*TO DO*:
Repeat all of the data below word for word, keeping no images.

GIVEN DATA below:

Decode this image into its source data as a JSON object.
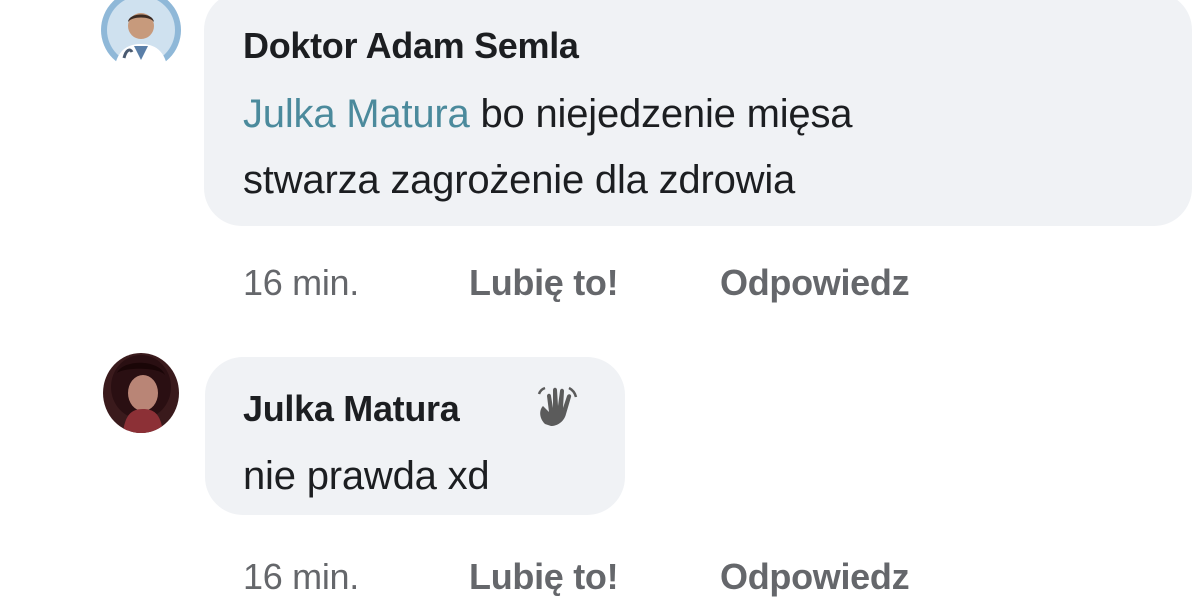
{
  "comments": [
    {
      "author": "Doktor Adam Semla",
      "mention": "Julka Matura",
      "text_line1": " bo niejedzenie mięsa",
      "text_line2": "stwarza zagrożenie dla zdrowia",
      "time": "16 min.",
      "like_label": "Lubię to!",
      "reply_label": "Odpowiedz"
    },
    {
      "author": "Julka Matura",
      "badge_icon": "waving-hand-icon",
      "text_line1": "nie prawda xd",
      "time": "16 min.",
      "like_label": "Lubię to!",
      "reply_label": "Odpowiedz"
    }
  ],
  "colors": {
    "bubble": "#f0f2f5",
    "mention": "#4b8a9c",
    "meta": "#65676b",
    "text": "#1c1e21"
  }
}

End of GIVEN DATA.

*SOLUTION BELOW*:
Decode this image into its source data as a JSON object.
{
  "comments": [
    {
      "author": "Doktor Adam Semla",
      "mention": "Julka Matura",
      "text_line1": " bo niejedzenie mięsa",
      "text_line2": "stwarza zagrożenie dla zdrowia",
      "time": "16 min.",
      "like_label": "Lubię to!",
      "reply_label": "Odpowiedz"
    },
    {
      "author": "Julka Matura",
      "badge_icon": "waving-hand-icon",
      "text_line1": "nie prawda xd",
      "time": "16 min.",
      "like_label": "Lubię to!",
      "reply_label": "Odpowiedz"
    }
  ],
  "colors": {
    "bubble": "#f0f2f5",
    "mention": "#4b8a9c",
    "meta": "#65676b",
    "text": "#1c1e21"
  }
}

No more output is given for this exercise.